Prologue by Ricky Ronis

If we were to ascribe Danny’s book to a certain category, maybe tragi-comedy would be the most appropriate.  Let me start with the least obvious part, the “tragic” one:  Danny is more Jewish than most Jews, but he is not ‘a Jew’.

By far, Evangelicals are the best friends of Israel. As a Jew, one feels more comfortable with them than with our fellow ‘paisanos.’ Their uncanny and unceasing devotion to the Jewish State of Israel, clears any doubts that we may have on that matter, and you could say, without doubt, that Danny is the epiphany of this friendship.

This brings us to the question of why students, in their embryonic state (appropriate metaphor) of lack of discipline, constant attack on their peers, diverse personalities and uncanny wit, could become such marvelous citizens, with kids of their own.

Danny used various strategies to control them, mainly his sense of humor, a little help from his colleagues at School, and his passion for the dream of going to Israel.
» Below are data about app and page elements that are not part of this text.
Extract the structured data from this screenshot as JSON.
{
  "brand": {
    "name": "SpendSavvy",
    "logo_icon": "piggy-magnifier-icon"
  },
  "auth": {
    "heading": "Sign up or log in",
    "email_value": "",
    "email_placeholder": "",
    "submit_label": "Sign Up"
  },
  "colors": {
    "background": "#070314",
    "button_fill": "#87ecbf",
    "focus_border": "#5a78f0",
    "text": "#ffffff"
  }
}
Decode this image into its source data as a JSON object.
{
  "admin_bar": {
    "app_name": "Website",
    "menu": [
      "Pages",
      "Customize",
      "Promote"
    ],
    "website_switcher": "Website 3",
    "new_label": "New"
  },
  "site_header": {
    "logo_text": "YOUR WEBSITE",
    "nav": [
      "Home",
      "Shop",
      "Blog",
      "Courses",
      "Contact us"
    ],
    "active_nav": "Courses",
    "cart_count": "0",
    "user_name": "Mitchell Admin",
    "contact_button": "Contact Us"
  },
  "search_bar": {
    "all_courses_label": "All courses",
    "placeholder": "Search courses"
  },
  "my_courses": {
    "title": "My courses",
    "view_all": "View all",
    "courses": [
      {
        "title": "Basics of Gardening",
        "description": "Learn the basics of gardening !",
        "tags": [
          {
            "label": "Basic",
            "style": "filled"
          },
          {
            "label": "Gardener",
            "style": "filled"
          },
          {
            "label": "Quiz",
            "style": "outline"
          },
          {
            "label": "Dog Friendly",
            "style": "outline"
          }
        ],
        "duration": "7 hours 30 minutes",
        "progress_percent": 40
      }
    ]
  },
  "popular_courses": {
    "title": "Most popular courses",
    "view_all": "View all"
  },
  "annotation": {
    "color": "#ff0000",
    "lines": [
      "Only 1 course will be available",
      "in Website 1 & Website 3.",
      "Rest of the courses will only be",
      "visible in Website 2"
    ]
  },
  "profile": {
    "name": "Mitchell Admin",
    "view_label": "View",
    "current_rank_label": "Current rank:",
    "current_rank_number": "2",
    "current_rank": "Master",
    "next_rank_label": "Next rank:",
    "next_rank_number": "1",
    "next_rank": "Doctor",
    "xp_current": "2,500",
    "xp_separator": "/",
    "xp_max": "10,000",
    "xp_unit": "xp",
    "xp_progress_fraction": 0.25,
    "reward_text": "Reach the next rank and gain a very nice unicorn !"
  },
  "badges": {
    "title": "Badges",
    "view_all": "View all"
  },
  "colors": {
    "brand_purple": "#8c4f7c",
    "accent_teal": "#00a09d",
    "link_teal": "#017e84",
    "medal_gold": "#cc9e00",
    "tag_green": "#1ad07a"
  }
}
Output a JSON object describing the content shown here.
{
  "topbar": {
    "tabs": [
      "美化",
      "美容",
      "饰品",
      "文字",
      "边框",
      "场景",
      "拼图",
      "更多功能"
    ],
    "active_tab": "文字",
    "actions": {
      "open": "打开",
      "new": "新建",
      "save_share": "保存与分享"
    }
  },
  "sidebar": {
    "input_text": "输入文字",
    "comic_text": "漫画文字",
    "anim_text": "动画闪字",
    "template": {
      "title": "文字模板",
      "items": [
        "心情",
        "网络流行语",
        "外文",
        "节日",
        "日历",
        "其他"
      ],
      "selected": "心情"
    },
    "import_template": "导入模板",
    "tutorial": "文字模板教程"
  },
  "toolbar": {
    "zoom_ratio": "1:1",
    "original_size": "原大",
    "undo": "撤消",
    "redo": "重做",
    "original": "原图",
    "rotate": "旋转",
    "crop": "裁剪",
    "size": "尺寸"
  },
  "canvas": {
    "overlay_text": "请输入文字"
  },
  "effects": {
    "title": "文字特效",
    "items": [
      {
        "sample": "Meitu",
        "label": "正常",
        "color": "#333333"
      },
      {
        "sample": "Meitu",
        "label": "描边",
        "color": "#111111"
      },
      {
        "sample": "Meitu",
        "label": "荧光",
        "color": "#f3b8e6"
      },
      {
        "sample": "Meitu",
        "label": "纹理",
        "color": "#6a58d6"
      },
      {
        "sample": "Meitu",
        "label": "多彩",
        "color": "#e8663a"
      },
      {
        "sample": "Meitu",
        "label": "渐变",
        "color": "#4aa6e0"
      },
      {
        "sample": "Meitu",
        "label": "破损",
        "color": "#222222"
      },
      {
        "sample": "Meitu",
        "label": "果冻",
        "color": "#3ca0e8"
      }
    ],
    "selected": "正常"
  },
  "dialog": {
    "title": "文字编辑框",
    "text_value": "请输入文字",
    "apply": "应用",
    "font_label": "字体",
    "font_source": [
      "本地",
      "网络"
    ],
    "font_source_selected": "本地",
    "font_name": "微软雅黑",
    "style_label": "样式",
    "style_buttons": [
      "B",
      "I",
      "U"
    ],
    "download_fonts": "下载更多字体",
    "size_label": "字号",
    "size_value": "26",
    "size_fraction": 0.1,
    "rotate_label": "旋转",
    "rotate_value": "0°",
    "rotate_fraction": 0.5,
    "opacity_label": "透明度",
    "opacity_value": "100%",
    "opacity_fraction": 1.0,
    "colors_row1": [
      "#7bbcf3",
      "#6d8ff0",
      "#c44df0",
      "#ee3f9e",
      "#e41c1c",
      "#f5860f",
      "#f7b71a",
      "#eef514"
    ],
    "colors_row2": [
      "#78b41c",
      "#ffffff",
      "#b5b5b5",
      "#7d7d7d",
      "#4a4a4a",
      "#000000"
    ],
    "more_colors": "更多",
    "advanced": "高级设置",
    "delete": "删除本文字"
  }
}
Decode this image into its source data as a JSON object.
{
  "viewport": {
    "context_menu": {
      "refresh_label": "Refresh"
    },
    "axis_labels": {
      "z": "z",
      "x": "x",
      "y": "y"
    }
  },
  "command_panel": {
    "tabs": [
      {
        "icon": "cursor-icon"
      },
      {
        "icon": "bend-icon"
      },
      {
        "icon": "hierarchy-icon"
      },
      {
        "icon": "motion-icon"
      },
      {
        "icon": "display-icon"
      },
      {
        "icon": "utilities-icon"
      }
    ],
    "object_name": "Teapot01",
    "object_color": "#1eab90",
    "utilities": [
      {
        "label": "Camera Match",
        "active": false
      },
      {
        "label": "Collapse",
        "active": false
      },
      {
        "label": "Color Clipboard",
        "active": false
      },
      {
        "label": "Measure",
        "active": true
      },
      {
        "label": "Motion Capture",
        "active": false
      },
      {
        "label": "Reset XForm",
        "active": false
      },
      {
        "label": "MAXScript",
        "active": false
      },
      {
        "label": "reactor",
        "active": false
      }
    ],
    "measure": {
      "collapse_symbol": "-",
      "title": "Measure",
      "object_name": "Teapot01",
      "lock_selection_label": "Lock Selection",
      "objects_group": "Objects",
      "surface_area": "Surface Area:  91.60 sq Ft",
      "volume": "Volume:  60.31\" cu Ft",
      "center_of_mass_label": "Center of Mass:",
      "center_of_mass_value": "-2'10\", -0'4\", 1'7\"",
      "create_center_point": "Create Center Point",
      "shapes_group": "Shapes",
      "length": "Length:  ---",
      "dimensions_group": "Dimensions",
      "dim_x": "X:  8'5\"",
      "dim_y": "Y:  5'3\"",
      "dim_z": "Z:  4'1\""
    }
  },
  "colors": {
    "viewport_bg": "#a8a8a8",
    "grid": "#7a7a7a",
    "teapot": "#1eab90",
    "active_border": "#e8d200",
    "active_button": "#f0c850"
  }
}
He does not mention asking for help from their parents, which is noble in itself.

I think Danny uses his loyalty to Jesus as an excuse for not becoming a Jew, at least a Reform Jew. Then he would have to recognize the ‘enfant terrible’ that lies within himself, and get married, and have kids like these, which would make his life “miserable”:  It is better to have raised a thousand kids from his friends, and to have a thousand homes around the world, where he is always welcome.

The structure of the book is in ‘crescendo, ´ starting with his best comic situations and ending with his heart opening, which speeds up the pace from page 54 on. Please do not jump there. 

The whole book is a journey of marvelous human beings, with its ups and downs, and moments of extreme doubts and crisis, solved by letting it be, and putting  it in the hands of God, with eyes wide open to see the signs on the road.

I have many more things to say, but I do not want this prologue to be longer than it deserves, and I hope I got you interested in reading it, for those of you absorbed by the Internet, so as not to miss this special occasion for joy and meditation, such as this short book brings.

By Ricky Ronis